On the afternoon of March 11, the New York Times had published a story that did not name McIntosh but broke the news of the first confirmed case of COVID-19 on Broadway. Other outlets soon picked up the news, speculating how many thousands of people the unidentified usher might have come into contact with.

“I broke down and cried. I just did,” McIntosh said. “But my spirit made me laugh, my spirit said, ‘When you were a child you always wanted to make it in the paper. You were going to be this big superstar, right? Well, you got what you wanted.’”

News of the diagnosis made its way through the Broadway community almost immediately. The musical Six — which McIntosh had worked about a week and a half prior while it was still in previews — was supposed to open the next night. But the show’s co-creators, Lucy Moss and Toby Marlow, told BuzzFeed News that hearing the news halted them in their tracks.

“That’s when it was like, This is a thing that is directly going to affect us in the immediate future and might already be affecting/infecting us,” Marlow said.

“Seeing that article, I sort of felt like it was game over,” said Moss. “Like, Oh, it has caught up with us.

The following afternoon, March 12, Broadway shut down all shows. Six never officially opened. Moss and Marlow still don’t know when it will.

Broadway’s year-plus shutdown is, for lack of a less clichéd word, unprecedented.

“In the 1918 pandemic, Broadway never shut down,” said Jennifer Tepper, a theater historian and producer of Be More Chill. “We’ve never in modern times had a public health crisis that’s necessitated a shutdown, and Broadway has never shut down for anything close to a year.”

Without live theater, Broadway actors, like many across the country, have spent a year in limbo. Some, like Moulin Rouge! star Tveit, have found work acting in TV and movies. Kathryn Gallagher, of Jagged Little Pill, wrote and recorded her own music. Moss, the Six director, directed the much-acclaimed Ratatouille: The TikTok Musical.
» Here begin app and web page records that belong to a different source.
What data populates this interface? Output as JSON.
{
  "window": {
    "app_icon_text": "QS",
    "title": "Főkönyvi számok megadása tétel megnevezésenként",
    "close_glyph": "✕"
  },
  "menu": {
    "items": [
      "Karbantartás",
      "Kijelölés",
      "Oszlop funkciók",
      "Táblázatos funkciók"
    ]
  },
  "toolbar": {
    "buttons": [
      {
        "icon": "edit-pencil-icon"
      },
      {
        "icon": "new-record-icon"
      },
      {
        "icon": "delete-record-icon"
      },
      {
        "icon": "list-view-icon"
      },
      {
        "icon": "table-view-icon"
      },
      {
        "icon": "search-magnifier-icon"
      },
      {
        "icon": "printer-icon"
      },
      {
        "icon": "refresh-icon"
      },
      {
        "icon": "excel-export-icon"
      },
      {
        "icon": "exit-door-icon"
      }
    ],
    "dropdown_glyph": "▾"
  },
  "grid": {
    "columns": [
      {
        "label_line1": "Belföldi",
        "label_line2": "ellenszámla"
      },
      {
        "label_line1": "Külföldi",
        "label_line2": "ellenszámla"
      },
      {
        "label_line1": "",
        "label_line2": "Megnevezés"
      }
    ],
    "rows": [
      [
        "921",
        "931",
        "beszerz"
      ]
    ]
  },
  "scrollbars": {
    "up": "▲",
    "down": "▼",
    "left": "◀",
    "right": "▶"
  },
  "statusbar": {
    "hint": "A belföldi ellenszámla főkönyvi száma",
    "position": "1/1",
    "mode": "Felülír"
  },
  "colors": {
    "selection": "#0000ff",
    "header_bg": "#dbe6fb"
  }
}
But many members of the Broadway community are unemployed or have had to find entirely new jobs; Clayton, of the Moulin Rouge! ensemble, now works in real estate, which he hopes to continue alongside acting when theaters reopen.
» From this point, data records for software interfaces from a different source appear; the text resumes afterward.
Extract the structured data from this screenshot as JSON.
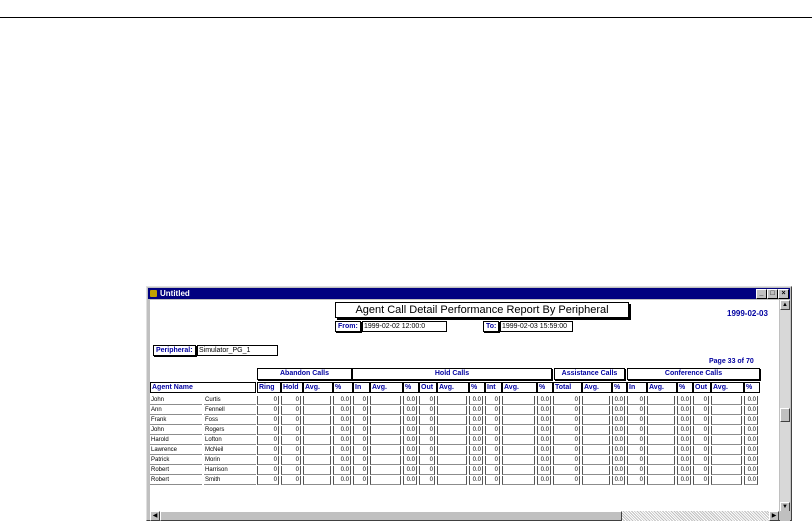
{
  "window": {
    "title": "Untitled",
    "buttons": {
      "minimize": "_",
      "maximize": "□",
      "close": "×"
    }
  },
  "report": {
    "title": "Agent Call Detail Performance Report By Peripheral",
    "date": "1999-02-03",
    "from_label": "From:",
    "from_value": "1999-02-02 12:00:0",
    "to_label": "To:",
    "to_value": "1999-02-03 15:59:00",
    "peripheral_label": "Peripheral:",
    "peripheral_value": "Simulator_PG_1",
    "page": "Page 33 of 70"
  },
  "groups": [
    "Abandon Calls",
    "Hold Calls",
    "Assistance Calls",
    "Conference Calls"
  ],
  "columns": [
    "Agent Name",
    "Ring",
    "Hold",
    "Avg.",
    "%",
    "In",
    "Avg.",
    "%",
    "Out",
    "Avg.",
    "%",
    "Int",
    "Avg.",
    "%",
    "Total",
    "Avg.",
    "%",
    "In",
    "Avg.",
    "%",
    "Out",
    "Avg.",
    "%"
  ],
  "rows": [
    [
      "John",
      "Curtis",
      "0",
      "0",
      "",
      "0.0",
      "0",
      "",
      "0.0",
      "0",
      "",
      "0.0",
      "0",
      "",
      "0.0",
      "0",
      "",
      "0.0",
      "0",
      "",
      "0.0",
      "0",
      "",
      "0.0"
    ],
    [
      "Ann",
      "Fennell",
      "0",
      "0",
      "",
      "0.0",
      "0",
      "",
      "0.0",
      "0",
      "",
      "0.0",
      "0",
      "",
      "0.0",
      "0",
      "",
      "0.0",
      "0",
      "",
      "0.0",
      "0",
      "",
      "0.0"
    ],
    [
      "Frank",
      "Foss",
      "0",
      "0",
      "",
      "0.0",
      "0",
      "",
      "0.0",
      "0",
      "",
      "0.0",
      "0",
      "",
      "0.0",
      "0",
      "",
      "0.0",
      "0",
      "",
      "0.0",
      "0",
      "",
      "0.0"
    ],
    [
      "John",
      "Rogers",
      "0",
      "0",
      "",
      "0.0",
      "0",
      "",
      "0.0",
      "0",
      "",
      "0.0",
      "0",
      "",
      "0.0",
      "0",
      "",
      "0.0",
      "0",
      "",
      "0.0",
      "0",
      "",
      "0.0"
    ],
    [
      "Harold",
      "Lofton",
      "0",
      "0",
      "",
      "0.0",
      "0",
      "",
      "0.0",
      "0",
      "",
      "0.0",
      "0",
      "",
      "0.0",
      "0",
      "",
      "0.0",
      "0",
      "",
      "0.0",
      "0",
      "",
      "0.0"
    ],
    [
      "Lawrence",
      "McNeil",
      "0",
      "0",
      "",
      "0.0",
      "0",
      "",
      "0.0",
      "0",
      "",
      "0.0",
      "0",
      "",
      "0.0",
      "0",
      "",
      "0.0",
      "0",
      "",
      "0.0",
      "0",
      "",
      "0.0"
    ],
    [
      "Patrick",
      "Morin",
      "0",
      "0",
      "",
      "0.0",
      "0",
      "",
      "0.0",
      "0",
      "",
      "0.0",
      "0",
      "",
      "0.0",
      "0",
      "",
      "0.0",
      "0",
      "",
      "0.0",
      "0",
      "",
      "0.0"
    ],
    [
      "Robert",
      "Harrison",
      "0",
      "0",
      "",
      "0.0",
      "0",
      "",
      "0.0",
      "0",
      "",
      "0.0",
      "0",
      "",
      "0.0",
      "0",
      "",
      "0.0",
      "0",
      "",
      "0.0",
      "0",
      "",
      "0.0"
    ],
    [
      "Robert",
      "Smith",
      "0",
      "0",
      "",
      "0.0",
      "0",
      "",
      "0.0",
      "0",
      "",
      "0.0",
      "0",
      "",
      "0.0",
      "0",
      "",
      "0.0",
      "0",
      "",
      "0.0",
      "0",
      "",
      "0.0"
    ]
  ],
  "colors": {
    "title_bar": "#000080",
    "label_blue": "#0000a0",
    "window_gray": "#c0c0c0"
  },
  "icons": {
    "window": "app-icon",
    "scroll_up": "scroll-up-icon",
    "scroll_down": "scroll-down-icon",
    "scroll_left": "scroll-left-icon",
    "scroll_right": "scroll-right-icon"
  }
}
“We were on the eve of something,” said Gallagher of March 11, 2020. “I don’t think anyone in their wildest dreams imagined it’d be a year-plus shutdown.”

“I thought at the most we’d shut down for two weeks or a month,” said Tveit. “I would’ve been utterly devastated in that moment if I’d known; here we are, a year later, and we still don’t know when we can go back.”

McIntosh spent much of the pandemic recuperating at his mother’s house in Georgia. He’s now back in New York working his job as a teacher. Like everyone else, he does not know when he might ever usher a Broadway show again.

The anniversary of his illness has also resurfaced all his painful, traumatic memories. He recalls how frightening it was having to advocate for himself, knowing medical racism still runs rampant, and he remains deeply grateful to the Black healthcare workers he feels listened to him and treated him with empathy.

But with a year of hindsight, he also sees the silver linings: If he hadn’t gotten diagnosed, and those articles hadn’t come out, how much longer might Broadway have remained open? Knowing now that many on Broadway were already sick by the time theaters shut down, how much worse could it have been?

Still, the nightmarish trauma of his historic diagnosis has been one symptom that will never leave him.

“Now, for the rest of my life, I am Broadway’s patient zero. It’s something that will never go away,” he said. “I was grateful to be alive, but it was so embarrassing. It was so much shame. It was almost like standing in front of people naked.”●

Topics in this article

Skip to footer